##### RECORDS PROVIDED #####

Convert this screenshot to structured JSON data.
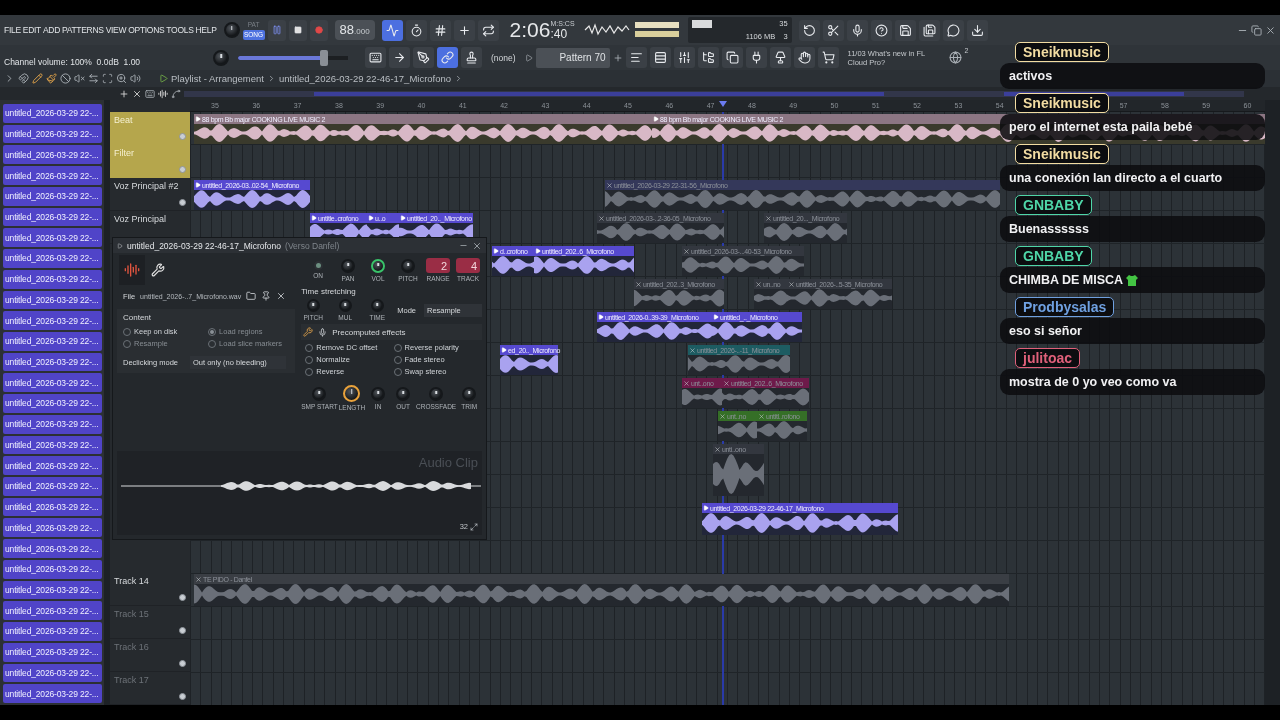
{
  "menu": [
    "FILE",
    "EDIT",
    "ADD",
    "PATTERNS",
    "VIEW",
    "OPTIONS",
    "TOOLS",
    "HELP"
  ],
  "hint_bar": "Channel volume: 100%  0.0dB  1.00",
  "mode_toggle": [
    {
      "label": "PAT",
      "selected": false
    },
    {
      "label": "SONG",
      "selected": true
    }
  ],
  "tempo": {
    "value": "88",
    "decimals": ".000"
  },
  "snap_toggles": [
    {
      "selected": true
    },
    {
      "selected": false
    },
    {
      "selected": false
    },
    {
      "selected": false
    },
    {
      "selected": false
    }
  ],
  "time": {
    "value": "2:06",
    "small": ":40",
    "unit": "M:S:CS"
  },
  "cpu": {
    "value": "35",
    "memory": "1106 MB",
    "polyphony": "3"
  },
  "master_slider": {
    "level": 0.82
  },
  "tool_toggles": [
    {
      "selected": false
    },
    {
      "selected": false
    },
    {
      "selected": false
    },
    {
      "selected": true
    },
    {
      "selected": false
    }
  ],
  "pattern_target": "(none)",
  "pattern": "Pattern 70",
  "news": {
    "date": "11/03",
    "text": "What's new in FL Cloud Pro?",
    "count": "2"
  },
  "playlist": {
    "title": "Playlist - Arrangement",
    "path": "untitled_2026-03-29 22-46-17_Microfono",
    "ruler": [
      [
        "35",
        "36",
        "37",
        "38",
        "39",
        "40",
        "41",
        "42",
        "43",
        "44",
        "45",
        "46",
        "47",
        "48",
        "49",
        "50",
        "51",
        "52",
        "53",
        "54"
      ],
      [
        "57",
        "58",
        "59",
        "60"
      ]
    ],
    "tracks_top": [
      {
        "name": "Beat",
        "color": "#b5a64c",
        "active": true
      },
      {
        "name": "Filter",
        "color": "#b5a64c",
        "active": true
      },
      {
        "name": "Voz Principal #2",
        "active": true
      },
      {
        "name": "Voz Principal"
      }
    ],
    "tracks_bottom": [
      {
        "name": "Track 14",
        "dimmed": false,
        "active": true
      },
      {
        "name": "Track 15",
        "dimmed": true,
        "active": true
      },
      {
        "name": "Track 16",
        "dimmed": true,
        "active": true
      },
      {
        "name": "Track 17",
        "dimmed": true,
        "active": true
      }
    ],
    "clips": [
      {
        "label": "88 bpm Bb major COOKING LIVE MUSIC 2",
        "color": "#8c7683",
        "muted": false
      },
      {
        "label": "88 bpm Bb major COOKING LIVE MUSIC 2",
        "color": "#8c7683",
        "muted": false
      },
      {
        "label": "untitled_2026-03..02-54_Microfono",
        "color": "#5649d0",
        "muted": false
      },
      {
        "label": "untitled_2026-03-29 22-31-56_Microfono",
        "color": "#34385a",
        "muted": true
      },
      {
        "label": "untitle..crofono",
        "color": "#5649d0",
        "muted": false
      },
      {
        "label": "u..o",
        "color": "#5649d0",
        "muted": false
      },
      {
        "label": "untitled_20.._Microfono",
        "color": "#5649d0",
        "muted": false
      },
      {
        "label": "untitled_2026-03-..2-36-05_Microfono",
        "color": "#33373f",
        "muted": true
      },
      {
        "label": "untitled_20..._Microfono",
        "color": "#33373f",
        "muted": true
      },
      {
        "label": "d..crofono",
        "color": "#5649d0",
        "muted": false
      },
      {
        "label": "untitled_202..6_Microfono",
        "color": "#5649d0",
        "muted": false
      },
      {
        "label": "untitled_2026-03-...40-53_Microfono",
        "color": "#33373f",
        "muted": true
      },
      {
        "label": "untitled_202..3_Microfono",
        "color": "#33373f",
        "muted": true
      },
      {
        "label": "un..no",
        "color": "#33373f",
        "muted": true
      },
      {
        "label": "untitled_2026-..5-35_Microfono",
        "color": "#33373f",
        "muted": true
      },
      {
        "label": "untitled_2026-0..39-39_Microfono",
        "color": "#5649d0",
        "muted": false
      },
      {
        "label": "untitled_.._Microfono",
        "color": "#5649d0",
        "muted": false
      },
      {
        "label": "ed_20.._Microfono",
        "color": "#5649d0",
        "muted": false
      },
      {
        "label": "untitled_2026-..-11_Microfono",
        "color": "#1d5c62",
        "muted": true
      },
      {
        "label": "unt..ono",
        "color": "#6e1a4a",
        "muted": true
      },
      {
        "label": "untitled_202..6_Microfono",
        "color": "#6e1a4a",
        "muted": true
      },
      {
        "label": "unt..no",
        "color": "#356f27",
        "muted": true
      },
      {
        "label": "untitl..rofono",
        "color": "#356f27",
        "muted": true
      },
      {
        "label": "unti..ono",
        "color": "#33373f",
        "muted": true
      },
      {
        "label": "untitled_2026-03-29 22-46-17_Microfono",
        "color": "#5649d0",
        "muted": false
      },
      {
        "label": "TE PIDO - Danfel",
        "color": "#3a3e44",
        "muted": true
      }
    ]
  },
  "picker": [
    "untitled_2026-03-29 22-...",
    "untitled_2026-03-29 22-...",
    "untitled_2026-03-29 22-...",
    "untitled_2026-03-29 22-...",
    "untitled_2026-03-29 22-...",
    "untitled_2026-03-29 22-...",
    "untitled_2026-03-29 22-...",
    "untitled_2026-03-29 22-...",
    "untitled_2026-03-29 22-...",
    "untitled_2026-03-29 22-...",
    "untitled_2026-03-29 22-...",
    "untitled_2026-03-29 22-...",
    "untitled_2026-03-29 22-...",
    "untitled_2026-03-29 22-...",
    "untitled_2026-03-29 22-...",
    "untitled_2026-03-29 22-...",
    "untitled_2026-03-29 22-...",
    "untitled_2026-03-29 22-...",
    "untitled_2026-03-29 22-...",
    "untitled_2026-03-29 22-...",
    "untitled_2026-03-29 22-...",
    "untitled_2026-03-29 22-...",
    "untitled_2026-03-29 22-...",
    "untitled_2026-03-29 22-...",
    "untitled_2026-03-29 22-...",
    "untitled_2026-03-29 22-...",
    "untitled_2026-03-29 22-...",
    "untitled_2026-03-29 22-...",
    "untitled_2026-03-29 22-..."
  ],
  "channel_window": {
    "title": "untitled_2026-03-29 22-46-17_Microfono",
    "subtitle": "(Verso Danfel)",
    "controls": [
      {
        "label": "ON",
        "kind": "led"
      },
      {
        "label": "PAN",
        "kind": "knob"
      },
      {
        "label": "VOL",
        "kind": "knob",
        "color": "#39c46a"
      },
      {
        "label": "PITCH",
        "kind": "knob"
      },
      {
        "label": "RANGE",
        "kind": "value",
        "value": "2"
      },
      {
        "label": "TRACK",
        "kind": "value",
        "value": "4"
      }
    ],
    "file_label": "File",
    "file": "untitled_2026-..7_Microfono.wav",
    "content": {
      "title": "Content",
      "options": [
        {
          "label": "Keep on disk",
          "checked": false,
          "disabled": false
        },
        {
          "label": "Load regions",
          "checked": true,
          "disabled": true
        },
        {
          "label": "Resample",
          "checked": false,
          "disabled": true
        },
        {
          "label": "Load slice markers",
          "checked": false,
          "disabled": true
        }
      ]
    },
    "declicking": {
      "label": "Declicking mode",
      "value": "Out only (no bleeding)"
    },
    "time_stretching": {
      "title": "Time stretching",
      "knobs": [
        "PITCH",
        "MUL",
        "TIME"
      ],
      "mode_label": "Mode",
      "mode": "Resample"
    },
    "effects": {
      "title": "Precomputed effects",
      "options": [
        {
          "label": "Remove DC offset",
          "checked": false
        },
        {
          "label": "Reverse polarity",
          "checked": false
        },
        {
          "label": "Normalize",
          "checked": false
        },
        {
          "label": "Fade stereo",
          "checked": false
        },
        {
          "label": "Reverse",
          "checked": false
        },
        {
          "label": "Swap stereo",
          "checked": false
        }
      ]
    },
    "knobs": [
      {
        "label": "SMP START"
      },
      {
        "label": "LENGTH",
        "color": "#e9a23b"
      },
      {
        "label": "IN"
      },
      {
        "label": "OUT"
      },
      {
        "label": "CROSSFADE"
      },
      {
        "label": "TRIM"
      }
    ],
    "caption": "Audio Clip",
    "zoom": "32"
  },
  "chat": [
    {
      "user": "Sneikmusic",
      "color": "#f2dca2",
      "text": "activos",
      "emote": false
    },
    {
      "user": "Sneikmusic",
      "color": "#f2dca2",
      "text": "pero el internet esta paila bebé",
      "emote": false
    },
    {
      "user": "Sneikmusic",
      "color": "#f2dca2",
      "text": "una conexión lan directo a el cuarto",
      "emote": false
    },
    {
      "user": "GNBABY",
      "color": "#4fd6a8",
      "text": "Buenassssss",
      "emote": false
    },
    {
      "user": "GNBABY",
      "color": "#4fd6a8",
      "text": "CHIMBA DE MISCA",
      "emote": true
    },
    {
      "user": "Prodbysalas",
      "color": "#6fa0e0",
      "text": "eso si señor",
      "emote": false
    },
    {
      "user": "julitoac",
      "color": "#e0607a",
      "text": "mostra de 0 yo veo como va",
      "emote": false
    }
  ]
}
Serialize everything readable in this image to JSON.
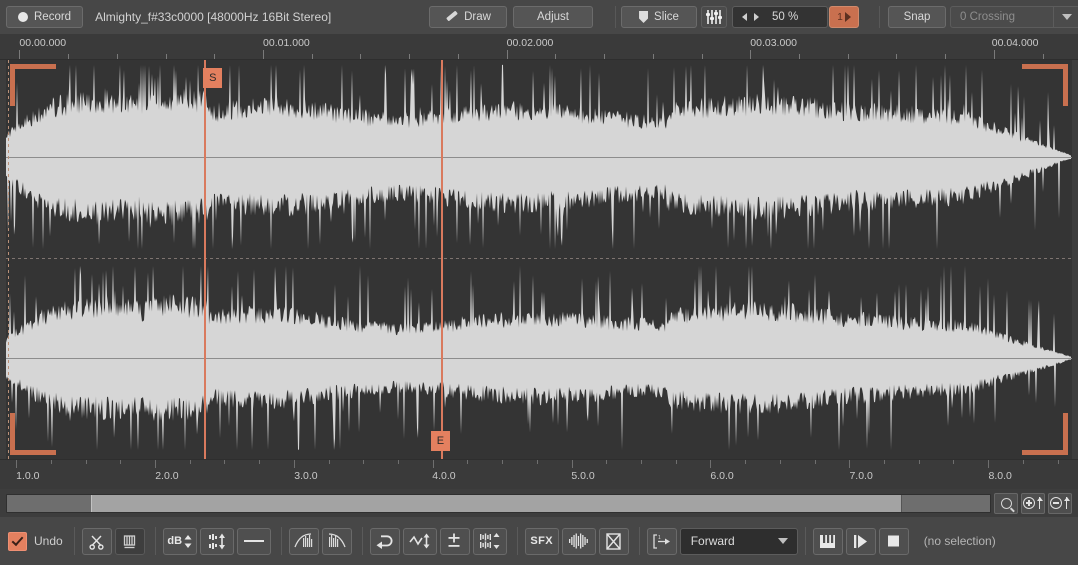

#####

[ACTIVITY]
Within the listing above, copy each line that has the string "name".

[RESPONSE BOX]
        "name": "Beat",
        "name": "Filter",
        "name": "Voz Principal #2",
        "name": "Voz Principal"
        "name": "Track 14",
        "name": "Track 15",
        "name": "Track 16",
        "name": "Track 17",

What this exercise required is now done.